In any casualty situation, you will concentrate on maintaining the ABCs (discussed in the "Basic Life Support" section of chapter 9 in Dental Technician, Volume 2, NAVEDTRA 12573) of the casualties.
In your primary assessment, you will notice some obvious conditions that require treatment (e.g., external hemorrhaging, shock, fractures, wounds, etc.). After you triage the casualties, you will start treatment of the obvious conditions.
Hemorrhage, or bleeding, occurs whenever there is a break in the wall of a blood vessel. Blood circulates throughout the body by means of three different kinds of blood vessels: arteries, veins, and capillaries.
Arteries are large blood vessels that carry the blood away from the heart. Veins are large blood vessels that carry blood back to the heart. Capillaries are smaller blood vessels that form a connecting network between the arteries and veins.
Arterial bleeding is when bright red blood comes from the wound. If the artery is near the surface of the body, the blood will spurt out each time the casualty's heart beats. If the artery is located deep within the body, the blood will flow from the wound in a steady stream.
Venous bleeding is when dark red blood comes from the wound in a steady stream.
Capillary bleeding is when dark red blood comes from the wound in a steady stream.
Slight wounds usually cause only capillary bleeding. This bleeding can be controlled by lightly fastening a sterile dressing over the wound. Deeper wounds, however, may cause venous or arterial bleeding. Because the veins and arteries are large blood vessels, a casualty may lose a lot of blood.
You should regard venous or arterial bleeding as a serious, life-threatening emergency.

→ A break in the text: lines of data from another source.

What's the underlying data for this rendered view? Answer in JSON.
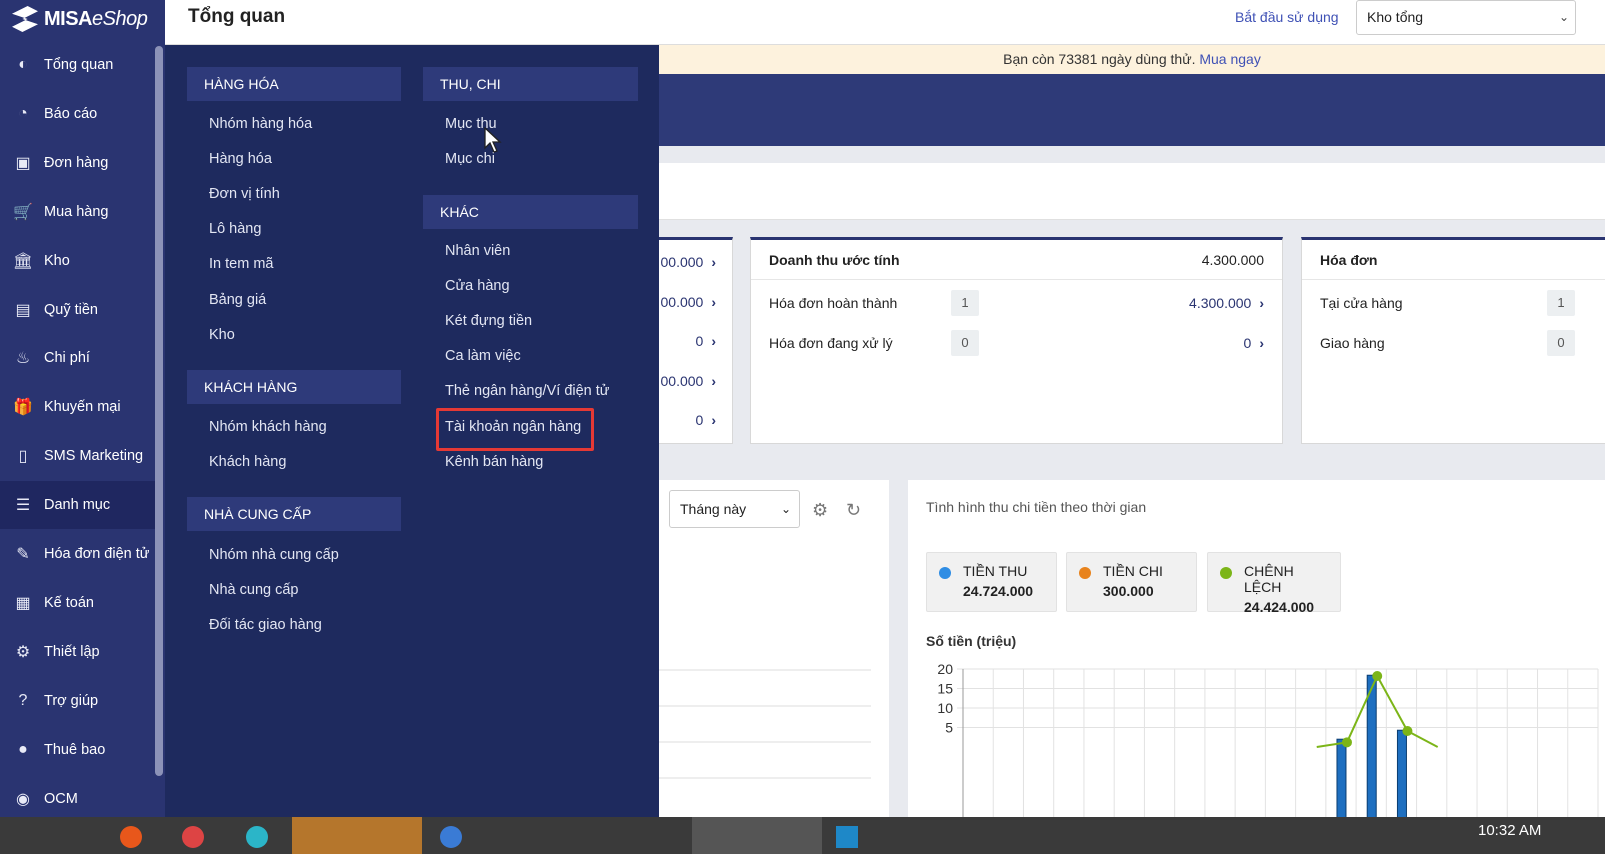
{
  "app": {
    "brand_bold": "MISA",
    "brand_light": "eShop"
  },
  "sidebar": {
    "items": [
      {
        "label": "Tổng quan",
        "icon": "dashboard-icon",
        "glyph": "◐"
      },
      {
        "label": "Báo cáo",
        "icon": "pie-chart-icon",
        "glyph": "◔"
      },
      {
        "label": "Đơn hàng",
        "icon": "order-icon",
        "glyph": "▣"
      },
      {
        "label": "Mua hàng",
        "icon": "cart-icon",
        "glyph": "🛒"
      },
      {
        "label": "Kho",
        "icon": "warehouse-icon",
        "glyph": "🏛"
      },
      {
        "label": "Quỹ tiền",
        "icon": "safe-icon",
        "glyph": "▤"
      },
      {
        "label": "Chi phí",
        "icon": "cost-icon",
        "glyph": "♨"
      },
      {
        "label": "Khuyến mại",
        "icon": "gift-icon",
        "glyph": "🎁"
      },
      {
        "label": "SMS Marketing",
        "icon": "phone-icon",
        "glyph": "▯"
      },
      {
        "label": "Danh mục",
        "icon": "list-icon",
        "glyph": "☰"
      },
      {
        "label": "Hóa đơn điện tử",
        "icon": "e-invoice-icon",
        "glyph": "✎"
      },
      {
        "label": "Kế toán",
        "icon": "calculator-icon",
        "glyph": "▦"
      },
      {
        "label": "Thiết lập",
        "icon": "gear-icon",
        "glyph": "⚙"
      },
      {
        "label": "Trợ giúp",
        "icon": "help-icon",
        "glyph": "?"
      },
      {
        "label": "Thuê bao",
        "icon": "user-icon",
        "glyph": "●"
      },
      {
        "label": "OCM",
        "icon": "ocm-icon",
        "glyph": "◉"
      }
    ]
  },
  "header": {
    "title": "Tổng quan",
    "start_link": "Bắt đầu sử dụng",
    "store": "Kho tổng"
  },
  "trial": {
    "text": "Bạn còn 73381 ngày dùng thử.",
    "link": "Mua ngay"
  },
  "menu": {
    "sections": [
      {
        "title": "HÀNG HÓA",
        "items": [
          "Nhóm hàng hóa",
          "Hàng hóa",
          "Đơn vị tính",
          "Lô hàng",
          "In tem mã",
          "Bảng giá",
          "Kho"
        ]
      },
      {
        "title": "KHÁCH HÀNG",
        "items": [
          "Nhóm khách hàng",
          "Khách hàng"
        ]
      },
      {
        "title": "NHÀ CUNG CẤP",
        "items": [
          "Nhóm nhà cung cấp",
          "Nhà cung cấp",
          "Đối tác giao hàng"
        ]
      },
      {
        "title": "THU, CHI",
        "items": [
          "Mục thu",
          "Mục chi"
        ]
      },
      {
        "title": "KHÁC",
        "items": [
          "Nhân viên",
          "Cửa hàng",
          "Két đựng tiền",
          "Ca làm việc",
          "Thẻ ngân hàng/Ví điện tử",
          "Tài khoản ngân hàng",
          "Kênh bán hàng"
        ]
      }
    ]
  },
  "card_left": {
    "values": [
      "00.000",
      "00.000",
      "0",
      "00.000",
      "0"
    ]
  },
  "card_revenue": {
    "title": "Doanh thu ước tính",
    "total": "4.300.000",
    "rows": [
      {
        "label": "Hóa đơn hoàn thành",
        "count": "1",
        "amount": "4.300.000"
      },
      {
        "label": "Hóa đơn đang xử lý",
        "count": "0",
        "amount": "0"
      }
    ]
  },
  "card_invoice": {
    "title": "Hóa đơn",
    "rows": [
      {
        "label": "Tại cửa hàng",
        "count": "1"
      },
      {
        "label": "Giao hàng",
        "count": "0"
      }
    ]
  },
  "period": {
    "value": "Tháng này"
  },
  "chart_panel": {
    "title": "Tình hình thu chi tiền theo thời gian",
    "legend": [
      {
        "name": "TIỀN THU",
        "value": "24.724.000",
        "color": "#2f8de4"
      },
      {
        "name": "TIỀN CHI",
        "value": "300.000",
        "color": "#e8831d"
      },
      {
        "name": "CHÊNH LỆCH",
        "value": "24.424.000",
        "color": "#7cb518"
      }
    ],
    "ylabel": "Số tiền (triệu)"
  },
  "chart_data": {
    "type": "bar",
    "ylabel": "Số tiền (triệu)",
    "ylim": [
      0,
      20
    ],
    "yticks": [
      "20",
      "15",
      "10",
      "5"
    ],
    "series": [
      {
        "name": "TIỀN THU",
        "values": [
          0,
          0,
          0,
          0,
          0,
          0,
          0,
          0,
          0,
          0,
          0,
          0,
          2,
          18.4,
          4.3,
          0,
          0,
          0,
          0,
          0,
          0
        ]
      },
      {
        "name": "CHÊNH LỆCH",
        "values": [
          0,
          0,
          0,
          0,
          0,
          0,
          0,
          0,
          0,
          0,
          0,
          0,
          1.2,
          18.2,
          4.1,
          0,
          0,
          0,
          0,
          0,
          0
        ]
      }
    ],
    "grid": true
  },
  "clock": {
    "time": "10:32 AM"
  }
}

The four methods for controlling hemorrhage are direct pressure, elevation, applying pressure to the pressure points, and the use of a tourniquet.
Apply a tourniquet only as a last resort.
DIRECT PRESSURE.- In most cases, serious external bleeding can be controlled by applying pressure directly on the wound with your hand on a sterile dressing as shown in figure 13-1.
A battle dressing is a combination dressing and bandage in one unit. It is made of many layers of gauze sewed to a muslin strip or strips. Emergency medical kits are supplied with battle dressings (fig. 13-2), each stored in a sterile package, ready for instant use. These dressings come in different sizes; select a size to completely cover the wound and extend at least 1 inch in every direction beyond the border of the wound. Make sure that the sterile side covering the wound does not come into contact with your fingers, your clothes, or other unsterile objects. Do not drag the dressing across the casualty's skin, or allow it to slip out of place once it has been positioned over the wound.
When the dressing is in place over' the wound, apply pressure to the dressing with the palm of your hand. Maintain pressure until the bleeding is controlled. If blood soaks through the dressing, do not replace it; add a second dressing on top of the first one and maintain hand pressure.
When the bleeding is controlled, wrap the ends of the dressing around the wound and secure them by tying or pinning.
If you have no battle dressings, you may use the cleanest cloth available (e.g., freshly laundered handkerchief, towel, or shirt) and a roller bandage (fig. 13-3). But never use material that will stick to the wound and be difficult to remove (e.g., absorbent cotton and adhesive or friction tape). The roller bandage is used to hold a compress in place, create pressure, and immobilize joints. The purpose of the bandage is to stop the bleeding, to prevent further
Figure 13-1. - Direct pressure.